The G Five herd is currently around 550 head. That includes Angus, full-blood black Wagyu cattle, and crossbreeds on the Sulphur Springs ranch and at Schechinger Farms, Garrett’s preferred feedlot in western Iowa. He sends most of his F1 cattle there to fatten them before harvesting, but far fewer of the full-blood Wagyu cattle, which are fed for at least a year, get the same fate. He keeps most of the heifers and the most-promising-looking bulls to grow the herd. That means over the last three months, G Five has had only seven head of full-blood Wagyu processed for the store, and thirteen of the F1. That’s not enough to be a reliable supplier to steakhouses, but that’s the goal. “We want to get into boxed beef, selling to restaurants and meat markets, if I can get a fair price for it,” Garrett said.
For now, Garrett’s excited about the recent jump in marbling. “The quality has gone up significantly in the last two years, and specifically this year,” he said. All the beef is processed at BRK Meats in Carthage, and Garrett bought them the same MIJ camera the Japanese use to measure the intramuscular fat percentage in their Wagyu beef. (Iron Table Wagyu uses the same technology.) Among other data points, the camera calculates a beef marbling score (BMS) from 1 to 12, which is the foundation for beef grading in Japan. The BMS for Japanese cattle that grade as A5 ranges from 8 to 12. Prime grade is the highest in the U.S., which would be roughly equivalent to a BMS of 4 or 5. Over the last twenty carcasses G Five has received from its processor, the average BMS is a staggering 9.2 (up from 7.25 in 2022).
As the high BMS scores became more consistent, Garrett felt it was time to create a “reserve” designation for any of the full-blood Wagyu beef with a BMS of 9 or higher.
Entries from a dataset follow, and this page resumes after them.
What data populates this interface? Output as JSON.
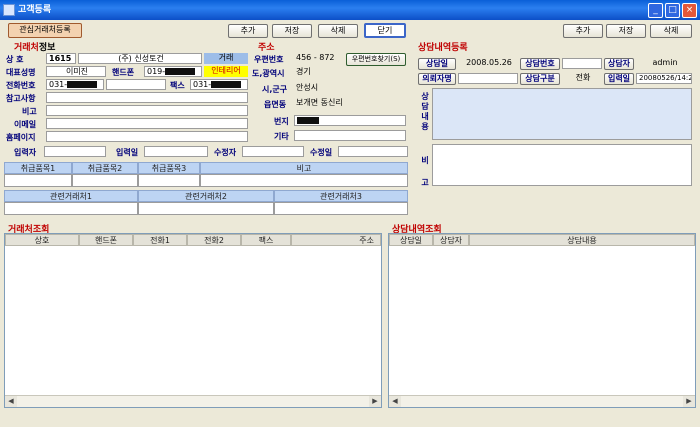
{
  "window": {
    "title": "고객등록",
    "minimize": "_",
    "maximize": "□",
    "close": "×"
  },
  "toolbar": {
    "fav": "관심거래처등록",
    "add": "추가",
    "save": "저장",
    "delete": "삭제",
    "close": "닫기"
  },
  "consult_toolbar": {
    "add": "추가",
    "save": "저장",
    "delete": "삭제"
  },
  "client": {
    "section_title": "거래처",
    "section_suffix": "정보",
    "fields": {
      "company": "상   호",
      "mobile": "핸드폰",
      "phone": "전화번호",
      "fax": "팩스",
      "rep": "대표성명",
      "memo": "참고사항",
      "note": "비고",
      "email": "이메일",
      "homepage": "홈페이지",
      "input_by": "입력자",
      "input_date": "입력일",
      "mod_by": "수정자",
      "mod_date": "수정일"
    },
    "values": {
      "code": "1615",
      "name": "(주) 신성토건",
      "type": "거래",
      "rep": "이미진",
      "mobile_prefix": "019-",
      "grade": "인테리어",
      "phone_prefix": "031-",
      "fax_prefix": "031-"
    }
  },
  "address": {
    "title": "주소",
    "zip_label": "우편번호",
    "zip_value": "456 - 872",
    "zip_button": "우편번호찾기(S)",
    "province_label": "도,광역시",
    "province_value": "경기",
    "city_label": "시,군구",
    "city_value": "안성시",
    "town_label": "읍면동",
    "town_value": "보개면 동신리",
    "lot_label": "번지",
    "etc_label": "기타"
  },
  "items": {
    "headers": [
      "취급품목1",
      "취급품목2",
      "취급품목3",
      "비고"
    ]
  },
  "related": {
    "headers": [
      "관련거래처1",
      "관련거래처2",
      "관련거래처3"
    ]
  },
  "consult": {
    "title": "상담내역등록",
    "date_label": "상담일",
    "date_value": "2008.05.26",
    "no_label": "상담번호",
    "staff_label": "상담자",
    "staff_value": "admin",
    "requester_label": "의뢰자명",
    "type_label": "상담구분",
    "type_value": "전화",
    "input_label": "입력일",
    "input_value": "20080526/14:2",
    "content_label": "상담내용",
    "remark_label": "비고"
  },
  "client_list": {
    "title": "거래처조회",
    "headers": [
      "상호",
      "핸드폰",
      "전화1",
      "전화2",
      "팩스",
      "주소"
    ]
  },
  "consult_list": {
    "title": "상담내역조회",
    "headers": [
      "상담일",
      "상담자",
      "상담내용"
    ]
  }
}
G Five had just implemented the reserve program days before I walked in. Garrett’s daughter, Dana, was so proud of a BMS 12 carcass that had just been delivered that she fetched several cuts from the deep freezer to display for me. A few weeks later, I asked Garrett his opinion on a cut that would show off the reserve beef well, and he suggested a flat iron. I ordered three: one reserve ($56.50 per pound), the other a full-blood Wagyu ($46 per pound), and another Wagyu-Angus crossbreed that G Five labels Texas Wagyu ($35 per pound). I grilled them all at home to taste alongside an all-natural prime-grade flat iron from Central Market.
G Five’s Texas Wagyu was visually similar to the prime flat iron. It seemed more tender, but that could have been bias on my part since I knew what I was eating. The full-blood Wagyu was much more juicy from the additional fat, and the flecks of marbling were finer than in the other two. Then came the reserve flat iron. The marbling was so fine and abundant, it was as if a regular steak was wearing a veil. Each slice was intensely buttery as the rich flavor of the fat dominated the beefy notes. It was a hugely different eating experience from the rest.
My apologies in advance, but G Five does not yet have a huge supply of this beef, and it will sell out quickly. Garrett said the beef he’s selling now is proof his methods are working, but it takes time to replicate success. “You make a change, and you don’t realize the results until two or three years later,” Garrett explained. From what I’ve tasted, I can at least say G Five has the right formula to show Texans how good Wagyu beef can be.